[Stored items]
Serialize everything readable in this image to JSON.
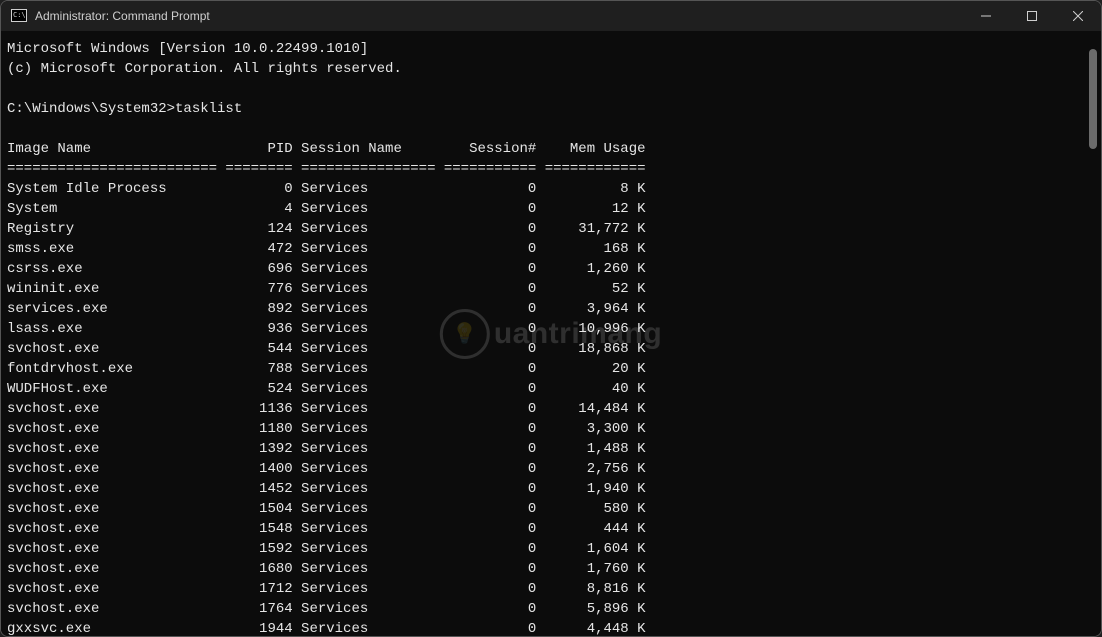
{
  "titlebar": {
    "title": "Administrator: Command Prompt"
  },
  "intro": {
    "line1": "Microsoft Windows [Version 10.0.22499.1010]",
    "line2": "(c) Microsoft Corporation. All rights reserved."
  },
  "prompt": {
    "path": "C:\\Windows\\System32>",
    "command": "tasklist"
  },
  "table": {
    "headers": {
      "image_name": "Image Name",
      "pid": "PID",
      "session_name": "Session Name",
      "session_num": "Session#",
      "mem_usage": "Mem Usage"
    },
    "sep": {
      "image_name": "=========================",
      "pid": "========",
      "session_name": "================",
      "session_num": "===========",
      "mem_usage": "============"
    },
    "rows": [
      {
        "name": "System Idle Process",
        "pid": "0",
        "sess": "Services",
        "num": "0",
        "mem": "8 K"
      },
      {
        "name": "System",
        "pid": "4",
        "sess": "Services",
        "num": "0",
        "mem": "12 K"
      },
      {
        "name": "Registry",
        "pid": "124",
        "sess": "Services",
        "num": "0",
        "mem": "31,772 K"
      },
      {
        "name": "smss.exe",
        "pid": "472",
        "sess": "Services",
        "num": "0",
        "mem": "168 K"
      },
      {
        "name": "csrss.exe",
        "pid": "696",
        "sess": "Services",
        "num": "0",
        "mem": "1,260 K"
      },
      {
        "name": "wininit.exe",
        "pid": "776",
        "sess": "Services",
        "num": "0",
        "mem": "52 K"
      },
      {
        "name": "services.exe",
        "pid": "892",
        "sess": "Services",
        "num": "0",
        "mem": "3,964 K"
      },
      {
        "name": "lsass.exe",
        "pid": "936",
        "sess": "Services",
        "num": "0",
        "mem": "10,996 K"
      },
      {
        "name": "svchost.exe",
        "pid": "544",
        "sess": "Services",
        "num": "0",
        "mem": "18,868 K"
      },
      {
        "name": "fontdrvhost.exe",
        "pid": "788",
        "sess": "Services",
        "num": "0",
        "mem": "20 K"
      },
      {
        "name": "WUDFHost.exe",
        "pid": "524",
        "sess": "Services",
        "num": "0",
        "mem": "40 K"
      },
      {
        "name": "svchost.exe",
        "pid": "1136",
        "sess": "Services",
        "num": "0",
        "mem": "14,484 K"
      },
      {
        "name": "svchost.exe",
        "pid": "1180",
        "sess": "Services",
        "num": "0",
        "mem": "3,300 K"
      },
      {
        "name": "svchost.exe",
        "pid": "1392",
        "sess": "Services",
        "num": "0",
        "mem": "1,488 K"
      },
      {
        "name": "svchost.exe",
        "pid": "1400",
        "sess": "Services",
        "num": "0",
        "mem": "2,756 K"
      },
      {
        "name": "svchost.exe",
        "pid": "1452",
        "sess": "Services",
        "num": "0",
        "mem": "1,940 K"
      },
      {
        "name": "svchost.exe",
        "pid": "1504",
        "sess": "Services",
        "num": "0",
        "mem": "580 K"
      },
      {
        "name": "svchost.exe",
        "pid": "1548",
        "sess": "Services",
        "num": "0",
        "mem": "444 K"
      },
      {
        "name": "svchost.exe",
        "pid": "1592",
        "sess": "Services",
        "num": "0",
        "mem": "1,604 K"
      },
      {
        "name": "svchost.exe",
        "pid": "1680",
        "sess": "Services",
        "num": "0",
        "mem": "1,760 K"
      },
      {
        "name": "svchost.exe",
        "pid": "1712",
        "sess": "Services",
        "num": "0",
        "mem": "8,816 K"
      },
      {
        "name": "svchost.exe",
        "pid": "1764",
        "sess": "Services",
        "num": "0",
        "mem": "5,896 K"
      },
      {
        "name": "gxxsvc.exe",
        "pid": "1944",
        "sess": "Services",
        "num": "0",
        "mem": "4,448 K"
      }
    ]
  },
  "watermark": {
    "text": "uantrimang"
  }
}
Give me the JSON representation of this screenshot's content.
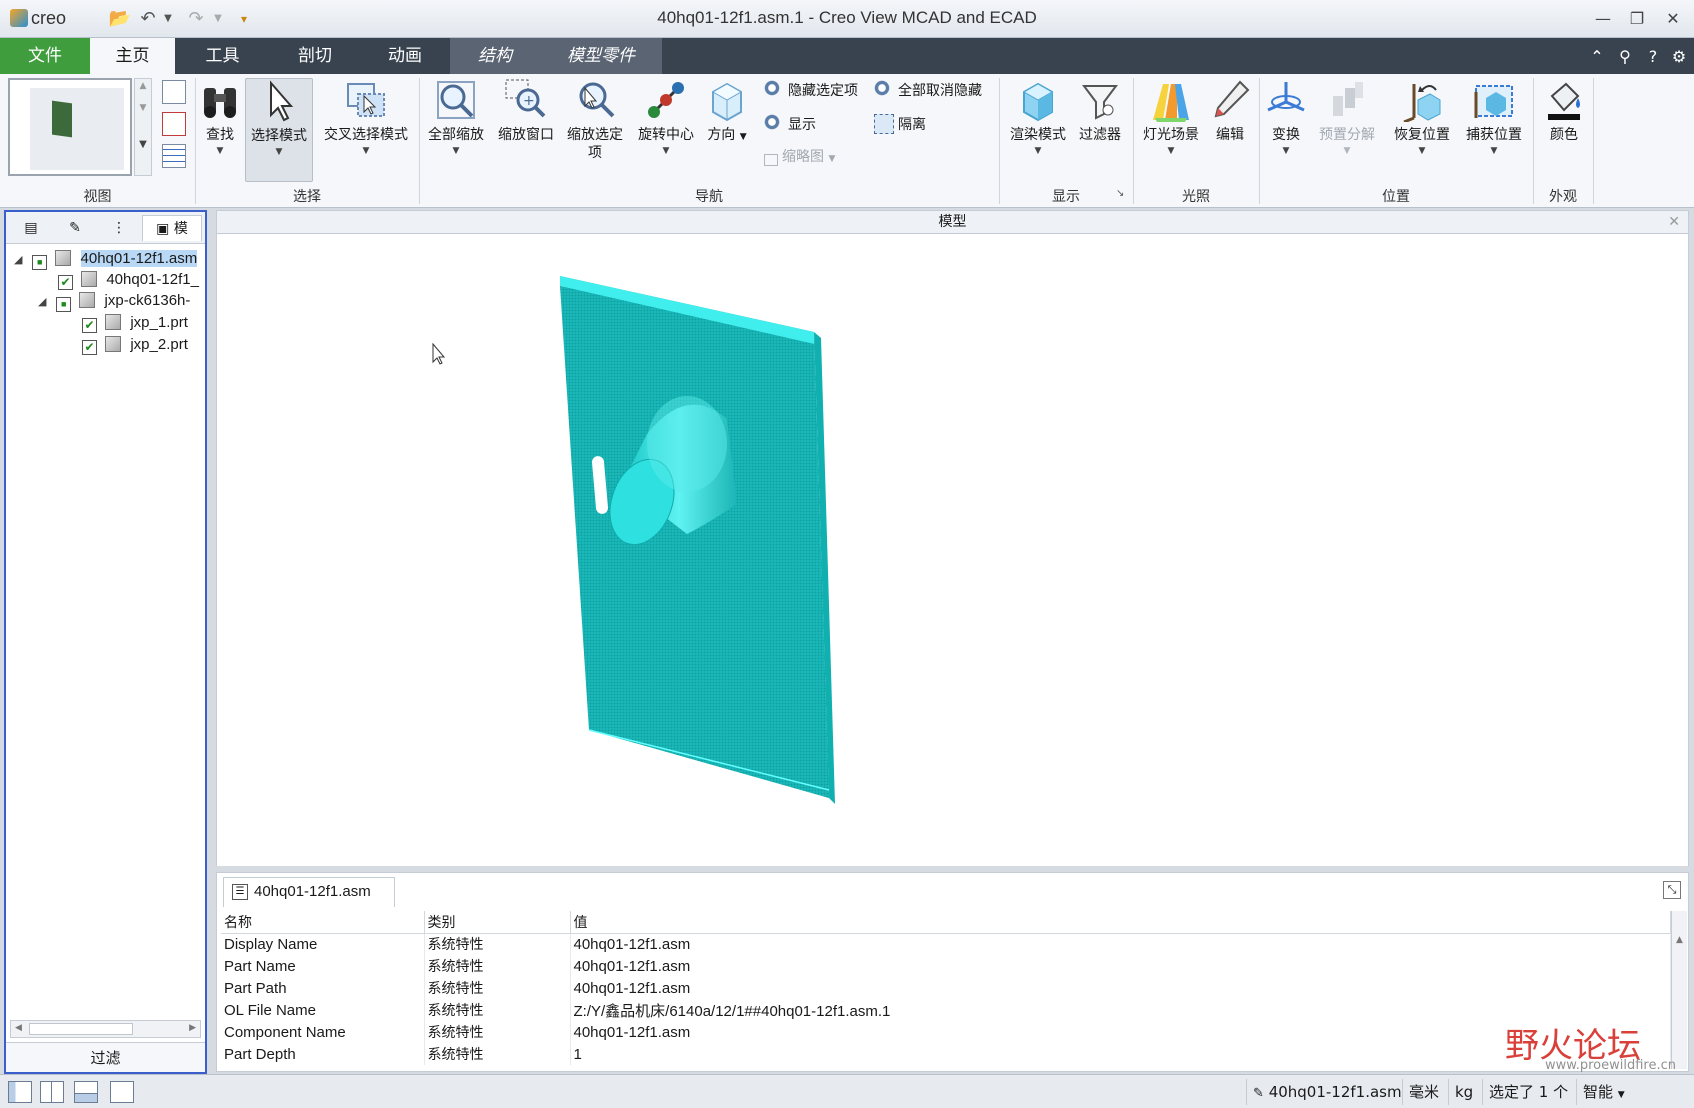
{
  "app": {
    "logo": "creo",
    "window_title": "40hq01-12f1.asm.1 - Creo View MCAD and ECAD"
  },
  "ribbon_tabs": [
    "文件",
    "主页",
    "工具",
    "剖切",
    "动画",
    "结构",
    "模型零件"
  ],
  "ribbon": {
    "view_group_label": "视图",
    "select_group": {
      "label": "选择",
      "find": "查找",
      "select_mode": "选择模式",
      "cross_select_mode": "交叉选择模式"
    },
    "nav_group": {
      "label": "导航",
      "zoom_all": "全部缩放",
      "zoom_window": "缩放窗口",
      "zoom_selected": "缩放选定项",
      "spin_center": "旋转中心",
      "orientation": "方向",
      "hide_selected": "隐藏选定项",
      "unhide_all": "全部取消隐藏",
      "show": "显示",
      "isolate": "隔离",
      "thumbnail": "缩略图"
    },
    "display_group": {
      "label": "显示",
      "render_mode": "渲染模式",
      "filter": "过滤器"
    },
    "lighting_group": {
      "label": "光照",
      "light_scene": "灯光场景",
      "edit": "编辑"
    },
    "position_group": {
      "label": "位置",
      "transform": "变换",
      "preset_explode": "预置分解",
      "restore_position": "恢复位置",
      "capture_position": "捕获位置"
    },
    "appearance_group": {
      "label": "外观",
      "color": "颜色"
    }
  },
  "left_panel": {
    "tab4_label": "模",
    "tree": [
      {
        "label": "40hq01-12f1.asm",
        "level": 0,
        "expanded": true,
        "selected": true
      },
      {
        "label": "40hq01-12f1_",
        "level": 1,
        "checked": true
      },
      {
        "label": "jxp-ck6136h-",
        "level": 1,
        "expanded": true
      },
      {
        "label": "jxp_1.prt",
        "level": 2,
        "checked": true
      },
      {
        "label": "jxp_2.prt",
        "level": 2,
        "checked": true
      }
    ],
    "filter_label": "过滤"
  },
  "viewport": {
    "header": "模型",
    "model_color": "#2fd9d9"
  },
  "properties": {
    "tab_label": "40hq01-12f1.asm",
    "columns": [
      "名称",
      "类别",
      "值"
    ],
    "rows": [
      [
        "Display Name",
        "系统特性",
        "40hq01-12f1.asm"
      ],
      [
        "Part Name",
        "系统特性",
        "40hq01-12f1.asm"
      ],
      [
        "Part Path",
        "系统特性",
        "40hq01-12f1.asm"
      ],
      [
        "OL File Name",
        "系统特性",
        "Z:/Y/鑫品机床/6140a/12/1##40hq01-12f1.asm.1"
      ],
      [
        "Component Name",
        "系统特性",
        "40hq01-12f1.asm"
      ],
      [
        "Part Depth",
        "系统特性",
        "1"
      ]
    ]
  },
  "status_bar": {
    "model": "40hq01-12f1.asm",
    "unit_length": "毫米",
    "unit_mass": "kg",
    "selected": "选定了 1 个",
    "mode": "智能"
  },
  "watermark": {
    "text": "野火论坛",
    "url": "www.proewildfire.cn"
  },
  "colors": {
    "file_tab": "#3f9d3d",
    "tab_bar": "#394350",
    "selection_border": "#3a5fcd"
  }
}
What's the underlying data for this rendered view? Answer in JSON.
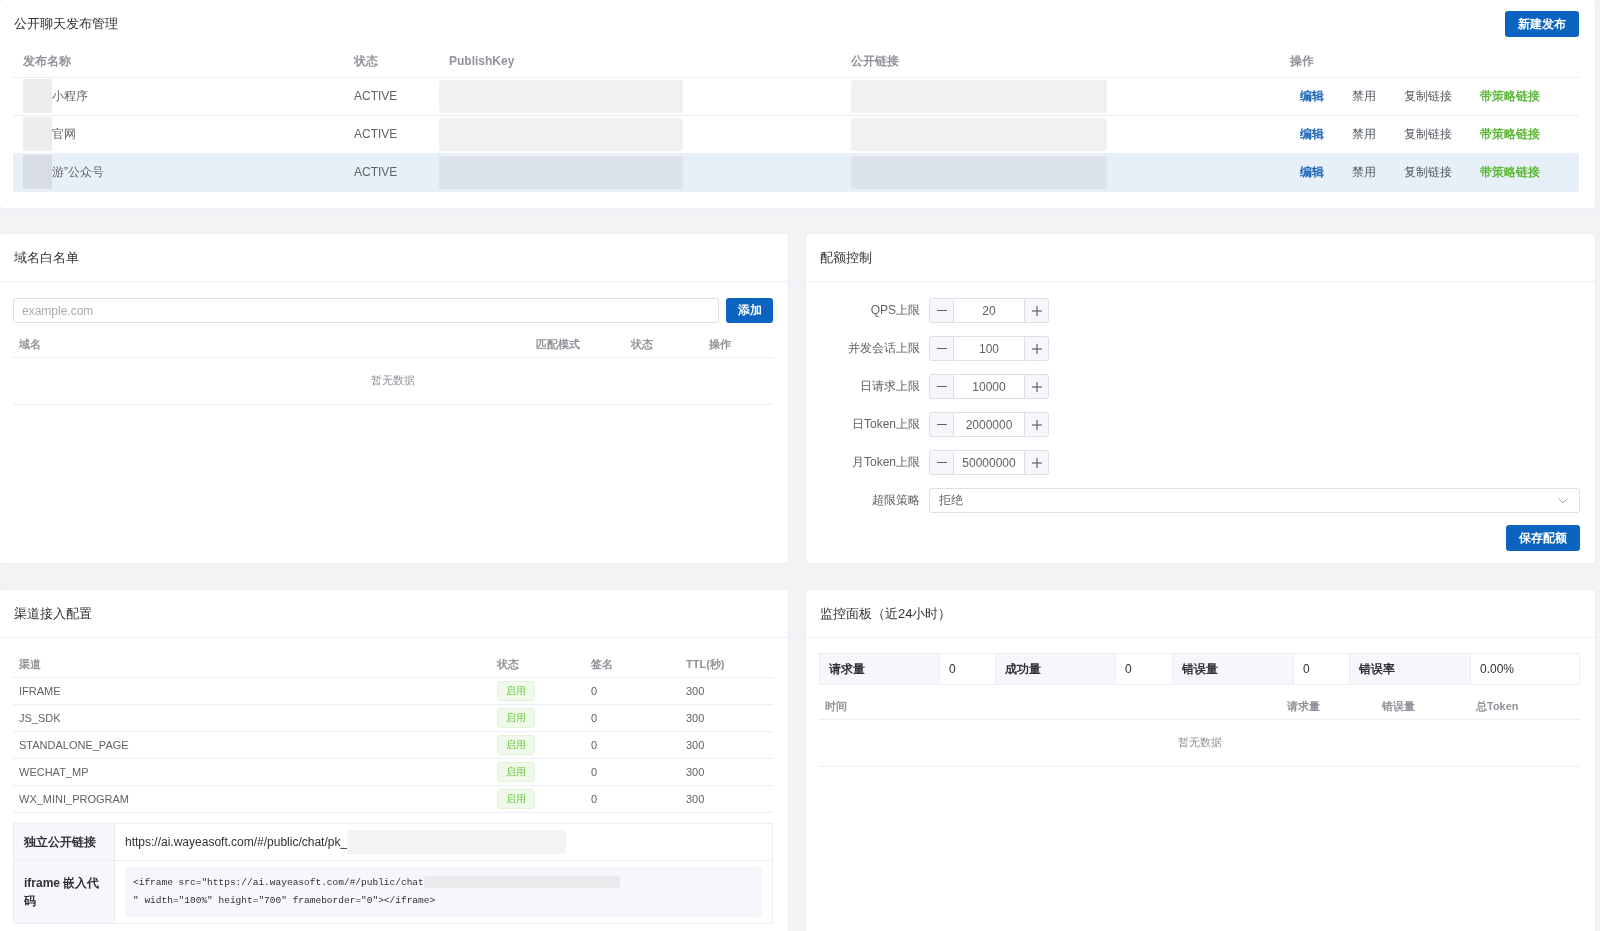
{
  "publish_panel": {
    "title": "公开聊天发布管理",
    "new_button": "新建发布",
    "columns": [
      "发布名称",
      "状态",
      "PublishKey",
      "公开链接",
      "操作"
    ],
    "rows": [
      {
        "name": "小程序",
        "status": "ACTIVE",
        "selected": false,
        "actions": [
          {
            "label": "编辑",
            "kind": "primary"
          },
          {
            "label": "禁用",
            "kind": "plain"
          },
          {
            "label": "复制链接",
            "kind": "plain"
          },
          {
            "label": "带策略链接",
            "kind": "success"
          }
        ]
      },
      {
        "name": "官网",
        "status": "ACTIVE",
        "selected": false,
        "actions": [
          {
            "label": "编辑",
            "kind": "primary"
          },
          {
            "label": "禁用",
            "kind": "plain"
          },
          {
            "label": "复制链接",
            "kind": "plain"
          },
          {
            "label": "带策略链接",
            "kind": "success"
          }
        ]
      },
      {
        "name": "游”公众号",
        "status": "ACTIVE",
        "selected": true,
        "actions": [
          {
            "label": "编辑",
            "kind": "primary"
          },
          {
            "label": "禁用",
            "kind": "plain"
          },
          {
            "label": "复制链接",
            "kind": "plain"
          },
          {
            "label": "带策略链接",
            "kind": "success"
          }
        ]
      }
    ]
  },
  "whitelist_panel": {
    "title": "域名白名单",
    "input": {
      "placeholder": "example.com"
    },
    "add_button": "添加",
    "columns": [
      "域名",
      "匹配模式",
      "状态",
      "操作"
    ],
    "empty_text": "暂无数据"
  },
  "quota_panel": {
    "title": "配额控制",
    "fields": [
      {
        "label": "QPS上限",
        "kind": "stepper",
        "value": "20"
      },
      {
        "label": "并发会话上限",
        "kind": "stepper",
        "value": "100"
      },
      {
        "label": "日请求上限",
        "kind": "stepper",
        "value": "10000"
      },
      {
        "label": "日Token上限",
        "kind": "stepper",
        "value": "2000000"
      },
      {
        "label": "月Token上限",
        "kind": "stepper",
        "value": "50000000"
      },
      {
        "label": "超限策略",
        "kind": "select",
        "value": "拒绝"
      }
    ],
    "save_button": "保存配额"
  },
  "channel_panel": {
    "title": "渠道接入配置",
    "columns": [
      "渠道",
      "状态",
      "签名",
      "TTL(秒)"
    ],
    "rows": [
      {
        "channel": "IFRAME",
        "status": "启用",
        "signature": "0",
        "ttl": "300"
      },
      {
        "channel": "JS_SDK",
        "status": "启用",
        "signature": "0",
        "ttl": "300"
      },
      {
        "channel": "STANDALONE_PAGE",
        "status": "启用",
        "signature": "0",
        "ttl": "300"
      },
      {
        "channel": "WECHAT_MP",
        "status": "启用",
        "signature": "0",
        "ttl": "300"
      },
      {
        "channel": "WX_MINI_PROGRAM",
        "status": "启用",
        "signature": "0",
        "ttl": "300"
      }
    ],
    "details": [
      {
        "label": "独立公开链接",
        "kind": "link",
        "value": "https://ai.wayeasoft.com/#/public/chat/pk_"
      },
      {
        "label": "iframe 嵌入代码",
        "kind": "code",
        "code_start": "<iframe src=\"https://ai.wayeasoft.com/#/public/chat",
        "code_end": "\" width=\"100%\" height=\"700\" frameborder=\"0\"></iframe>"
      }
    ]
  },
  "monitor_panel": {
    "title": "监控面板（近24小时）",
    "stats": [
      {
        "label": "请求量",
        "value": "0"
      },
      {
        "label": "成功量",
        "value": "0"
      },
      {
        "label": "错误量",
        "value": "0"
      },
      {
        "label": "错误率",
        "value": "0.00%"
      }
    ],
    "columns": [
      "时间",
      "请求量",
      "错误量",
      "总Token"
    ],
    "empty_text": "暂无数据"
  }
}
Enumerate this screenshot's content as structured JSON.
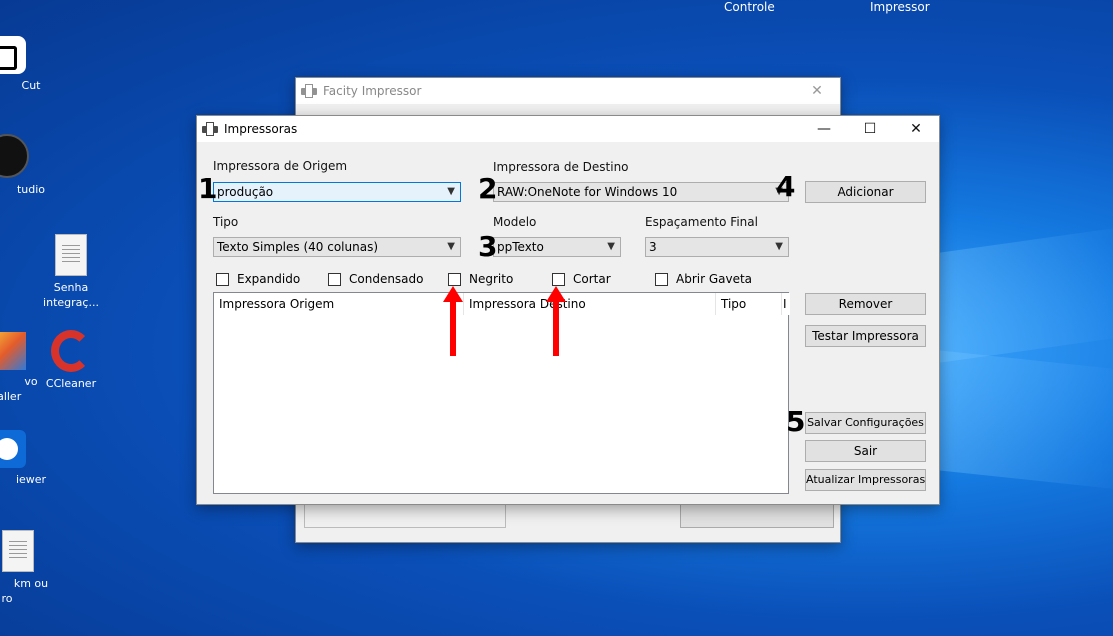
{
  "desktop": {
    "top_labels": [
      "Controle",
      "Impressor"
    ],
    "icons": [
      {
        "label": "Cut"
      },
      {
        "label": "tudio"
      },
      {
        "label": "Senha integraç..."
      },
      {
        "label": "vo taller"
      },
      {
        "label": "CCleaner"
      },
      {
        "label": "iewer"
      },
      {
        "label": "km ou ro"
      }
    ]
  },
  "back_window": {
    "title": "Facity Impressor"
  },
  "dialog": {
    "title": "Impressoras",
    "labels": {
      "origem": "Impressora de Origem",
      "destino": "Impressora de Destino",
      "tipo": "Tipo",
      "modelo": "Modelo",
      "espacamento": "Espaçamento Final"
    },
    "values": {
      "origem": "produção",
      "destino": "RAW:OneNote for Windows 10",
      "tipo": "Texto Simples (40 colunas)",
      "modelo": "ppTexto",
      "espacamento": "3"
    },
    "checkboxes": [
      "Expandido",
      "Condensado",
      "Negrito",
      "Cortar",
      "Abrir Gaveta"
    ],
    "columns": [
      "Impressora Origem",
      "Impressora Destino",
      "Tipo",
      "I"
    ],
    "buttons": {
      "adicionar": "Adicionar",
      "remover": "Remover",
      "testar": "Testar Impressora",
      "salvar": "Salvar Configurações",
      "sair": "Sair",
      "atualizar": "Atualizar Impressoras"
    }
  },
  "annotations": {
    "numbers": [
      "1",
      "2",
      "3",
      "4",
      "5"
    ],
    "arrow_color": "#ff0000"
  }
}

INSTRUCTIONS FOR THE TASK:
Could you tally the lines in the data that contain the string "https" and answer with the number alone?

ANSWER TO THIS PROBLEM:
2